4. Similarly, one can also choose from a variety of fake candles. Just be aware that you can’t change the bulbs on some models.
5. Although intended for use on Christmas, red and green colored light bulbs (standard size) also work well on Halloween.
6. Motorized color wheels are used by some to bathe their Christmas trees in varying shades of color. Home haunters can use a hidden one to create “magical” effects for witch and wizard-related displays. Or, if they use a homemade plexiglass disc with a black bowtie-like section painted on, they can make props placed in dark areas appear and disappear.
7. Those little animated figurines you often see in stores not only make for an interesting Christmas decoration, but they can be useful on Halloween as well.

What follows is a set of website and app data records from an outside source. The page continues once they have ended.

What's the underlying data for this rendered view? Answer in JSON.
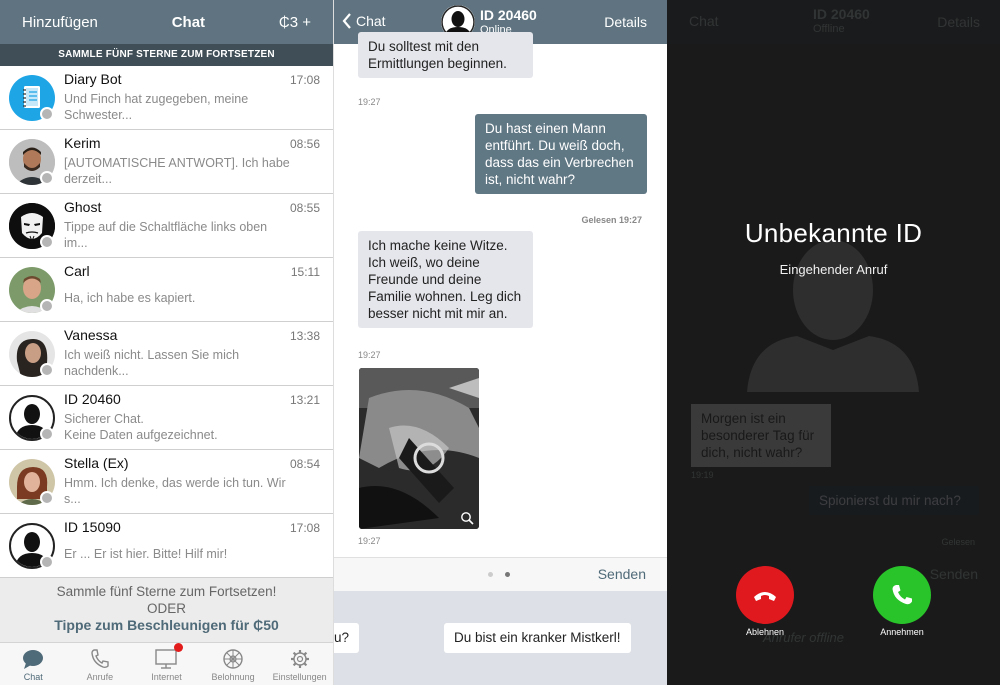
{
  "list": {
    "header": {
      "add_label": "Hinzufügen",
      "title": "Chat",
      "coins": "₵3 +"
    },
    "banner": "SAMMLE FÜNF STERNE ZUM FORTSETZEN",
    "items": [
      {
        "name": "Diary Bot",
        "time": "17:08",
        "preview": "Und Finch hat zugegeben, meine Schwester..."
      },
      {
        "name": "Kerim",
        "time": "08:56",
        "preview": "[AUTOMATISCHE ANTWORT]. Ich habe derzeit..."
      },
      {
        "name": "Ghost",
        "time": "08:55",
        "preview": "Tippe auf die Schaltfläche links oben im..."
      },
      {
        "name": "Carl",
        "time": "15:11",
        "preview": "Ha, ich habe es kapiert."
      },
      {
        "name": "Vanessa",
        "time": "13:38",
        "preview": "Ich weiß nicht. Lassen Sie mich nachdenk..."
      },
      {
        "name": "ID 20460",
        "time": "13:21",
        "preview": "Sicherer Chat.\nKeine Daten aufgezeichnet."
      },
      {
        "name": "Stella (Ex)",
        "time": "08:54",
        "preview": "Hmm. Ich denke, das werde ich tun. Wir s..."
      },
      {
        "name": "ID 15090",
        "time": "17:08",
        "preview": "Er ... Er ist hier. Bitte! Hilf mir!"
      }
    ],
    "promo": {
      "line1": "Sammle fünf Sterne zum Fortsetzen!",
      "line2": "ODER",
      "tip": "Tippe zum Beschleunigen für ₵50"
    },
    "tabs": [
      "Chat",
      "Anrufe",
      "Internet",
      "Belohnung",
      "Einstellungen"
    ]
  },
  "conversation": {
    "back_label": "Chat",
    "contact_name": "ID 20460",
    "contact_status": "Online",
    "details_label": "Details",
    "messages": [
      {
        "text": "Du solltest mit den Ermittlungen beginnen.",
        "time": "19:27"
      },
      {
        "text": "Du hast einen Mann entführt. Du weiß doch, dass das ein Verbrechen ist, nicht wahr?",
        "time": "Gelesen 19:27"
      },
      {
        "text": "Ich mache keine Witze. Ich weiß, wo deine Freunde und deine Familie wohnen. Leg dich besser nicht mit mir an.",
        "time": "19:27"
      },
      {
        "time": "19:27"
      }
    ],
    "send_label": "Senden",
    "replies": [
      "u?",
      "Du bist ein kranker Mistkerl!"
    ]
  },
  "call": {
    "ghost": {
      "back_label": "Chat",
      "name": "ID 20460",
      "status": "Offline",
      "details_label": "Details",
      "msg_in": "Morgen ist ein besonderer Tag für dich, nicht wahr?",
      "msg_in_time": "19:19",
      "msg_out": "Spionierst du mir nach?",
      "msg_out_time": "Gelesen",
      "send_label": "Senden",
      "footer": "Anrufer offline"
    },
    "title": "Unbekannte ID",
    "subtitle": "Eingehender Anruf",
    "decline_label": "Ablehnen",
    "accept_label": "Annehmen"
  },
  "colors": {
    "header": "#5f7480",
    "banner": "#3f4e57",
    "decline": "#e0191f",
    "accept": "#29c32a",
    "outgoing": "#607784"
  }
}
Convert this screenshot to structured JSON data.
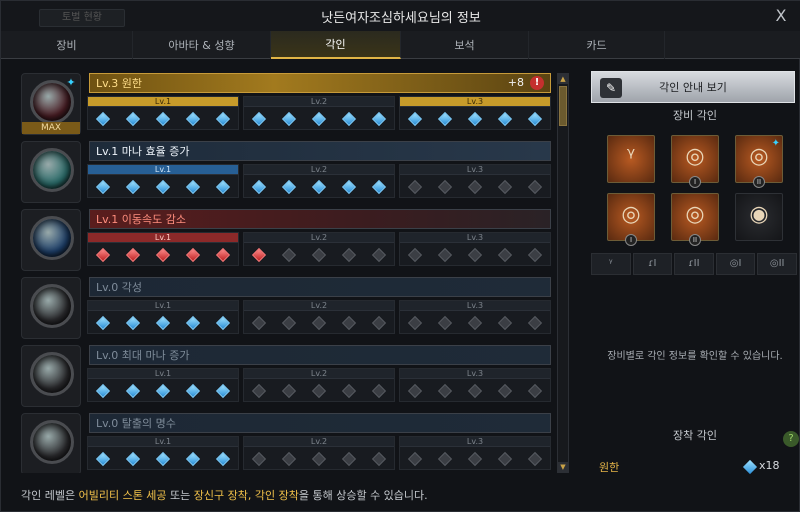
{
  "window": {
    "title": "낫든여자조심하세요님의 정보",
    "ghost_button": "토벌 현황",
    "close_glyph": "X"
  },
  "tabs": [
    {
      "label": "장비",
      "active": false
    },
    {
      "label": "아바타 & 성향",
      "active": false
    },
    {
      "label": "각인",
      "active": true
    },
    {
      "label": "보석",
      "active": false
    },
    {
      "label": "카드",
      "active": false
    }
  ],
  "engravings": [
    {
      "title": "Lv.3 원한",
      "style": "gold",
      "orb": "#4a1d24",
      "max_label": "MAX",
      "plus": "+8",
      "alert": "!",
      "levels": [
        {
          "label": "Lv.1",
          "state": "on"
        },
        {
          "label": "Lv.2",
          "state": "off"
        },
        {
          "label": "Lv.3",
          "state": "on"
        }
      ],
      "gems": [
        "b",
        "b",
        "b",
        "b",
        "b",
        "b",
        "b",
        "b",
        "b",
        "b",
        "b",
        "b",
        "b",
        "b",
        "b"
      ]
    },
    {
      "title": "Lv.1 마나 효율 증가",
      "style": "blue",
      "orb": "#2a6c6a",
      "levels": [
        {
          "label": "Lv.1",
          "state": "onb"
        },
        {
          "label": "Lv.2",
          "state": "off"
        },
        {
          "label": "Lv.3",
          "state": "off"
        }
      ],
      "gems": [
        "b",
        "b",
        "b",
        "b",
        "b",
        "b",
        "b",
        "b",
        "b",
        "b",
        "x",
        "x",
        "x",
        "x",
        "x"
      ]
    },
    {
      "title": "Lv.1 이동속도 감소",
      "style": "red",
      "orb": "#1d3f6a",
      "levels": [
        {
          "label": "Lv.1",
          "state": "onr"
        },
        {
          "label": "Lv.2",
          "state": "off"
        },
        {
          "label": "Lv.3",
          "state": "off"
        }
      ],
      "gems": [
        "r",
        "r",
        "r",
        "r",
        "r",
        "r",
        "x",
        "x",
        "x",
        "x",
        "x",
        "x",
        "x",
        "x",
        "x"
      ]
    },
    {
      "title": "Lv.0 각성",
      "style": "dim",
      "orb": "#2d2d30",
      "levels": [
        {
          "label": "Lv.1",
          "state": "off"
        },
        {
          "label": "Lv.2",
          "state": "off"
        },
        {
          "label": "Lv.3",
          "state": "off"
        }
      ],
      "gems": [
        "b",
        "b",
        "b",
        "b",
        "b",
        "x",
        "x",
        "x",
        "x",
        "x",
        "x",
        "x",
        "x",
        "x",
        "x"
      ]
    },
    {
      "title": "Lv.0 최대 마나 증가",
      "style": "dim",
      "orb": "#2d2d30",
      "levels": [
        {
          "label": "Lv.1",
          "state": "off"
        },
        {
          "label": "Lv.2",
          "state": "off"
        },
        {
          "label": "Lv.3",
          "state": "off"
        }
      ],
      "gems": [
        "b",
        "b",
        "b",
        "b",
        "b",
        "x",
        "x",
        "x",
        "x",
        "x",
        "x",
        "x",
        "x",
        "x",
        "x"
      ]
    },
    {
      "title": "Lv.0 탈출의 명수",
      "style": "dim",
      "orb": "#2d2d30",
      "levels": [
        {
          "label": "Lv.1",
          "state": "off"
        },
        {
          "label": "Lv.2",
          "state": "off"
        },
        {
          "label": "Lv.3",
          "state": "off"
        }
      ],
      "gems": [
        "b",
        "b",
        "b",
        "b",
        "b",
        "x",
        "x",
        "x",
        "x",
        "x",
        "x",
        "x",
        "x",
        "x",
        "x"
      ]
    }
  ],
  "footer": {
    "prefix": "각인 레벨은 ",
    "hl1": "어빌리티 스톤 세공",
    "mid": " 또는 ",
    "hl2": "장신구 장착, 각인 장착",
    "suffix": "을 통해 상승할 수 있습니다."
  },
  "side": {
    "guide_label": "각인 안내 보기",
    "equip_title": "장비 각인",
    "hint": "장비별로 각인 정보를 확인할 수 있습니다.",
    "mount_title": "장착 각인",
    "mount_name": "원한",
    "mount_count": "x18",
    "help": "?",
    "slots": [
      {
        "glyph": "ᵞ",
        "num": "",
        "star": false
      },
      {
        "glyph": "◎",
        "num": "I",
        "star": false
      },
      {
        "glyph": "◎",
        "num": "II",
        "star": true
      },
      {
        "glyph": "◎",
        "num": "I",
        "star": false
      },
      {
        "glyph": "◎",
        "num": "II",
        "star": false
      },
      {
        "glyph": "◉",
        "num": "",
        "star": false,
        "empty": true
      }
    ],
    "filters": [
      "ᵞ",
      "ɾI",
      "ɾII",
      "◎I",
      "◎II"
    ]
  },
  "colors": {
    "accent": "#e2b646",
    "gem_blue": "#2a8fd9",
    "gem_red": "#c02222"
  }
}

Strong thread or fishing line tied from each moving part to a small or lightweight item, such as a rubber spider, can create the illusion of independent movement (provided the animated figure itself is hidden from view).
8. Twinkle light plugs can make certain kinds of non-blinking light strands “twinkle” when they are plugged into it, which can further aid fake fire effects in Halloween displays.
9. Miniature floodlights (and bulbs), along with extension cords and power strips, work just as well on Halloween as they do on Christmas. Think about it, won’t you?
10. Although they’re not decorations, relaxation devices that play sounds like rain falling and heartbeats are often found in droves during this time of year. They may be intended as gifts, but there’s no rule against someone buying one to use as a sound effects generator for Halloween.
For those of you who don’t care about reusing your purchase come next December:
1. The larger Santa figures that move and says (or sings) Christmas-related stuff could potentially be the star of your next Halloween display if you have some wiring skills. For example, this skilled home haunter managed to turn a dancing Santa Claus into a dancing pirate.
2. Those moving, light-up reindeer can become animatronic wolves with a little time and effort.
3. You know those silver, globe-shaped ornaments often found on Christmas trees? Phantasm spheres waiting to happen.
5. Smaller animated figurines can make for all sorts of little monsters, like this nasty clown.
6. The type of gold foil paper that lends itself to well to making homemade Lament Configurations is usually stocked in greeting card stores right about now.
7. Buy a bunch of Santa, elf, snowman, etc. decorations and give them fangs and the like. Now you can have “Santa Claws” and his cohorts wish people a “Scary Christmas” in October and/or December. That said, please keep in mind that people are far less tolerant of spooky/gory displays after October 31st. If you really want to go that route, perhaps doing something based on the more kid-friendly The Nightmare Before Christmas would be a better idea.
8. Come to think of it, setting up a flying crank ghost or grim reaper in a display with a dummy of a scared old man in bed would be a good way to reuse Halloween props in December and not arouse any anger. Who’s going to get worked up over scenes from A Christmas Carol?
Whenever possible, look up information about the product(s) you want to buy online before purchasing in order to avoid getting a faulty or potentially dangerous item.
If you see something you absolutely must have, we recommend buying it ASAP. There’s no telling what will or will not be available come December 26th, save for maybe the most common or generic of items.
Gravedigger’s Local 16 is not to be held responsible for the content on or anything that may occur (be it good or bad) as a result of visiting any links on the above sites, downloading from them or constructing a project that’s detailed on them. This also applies to any suggestions made here. Attempt at your own discretion.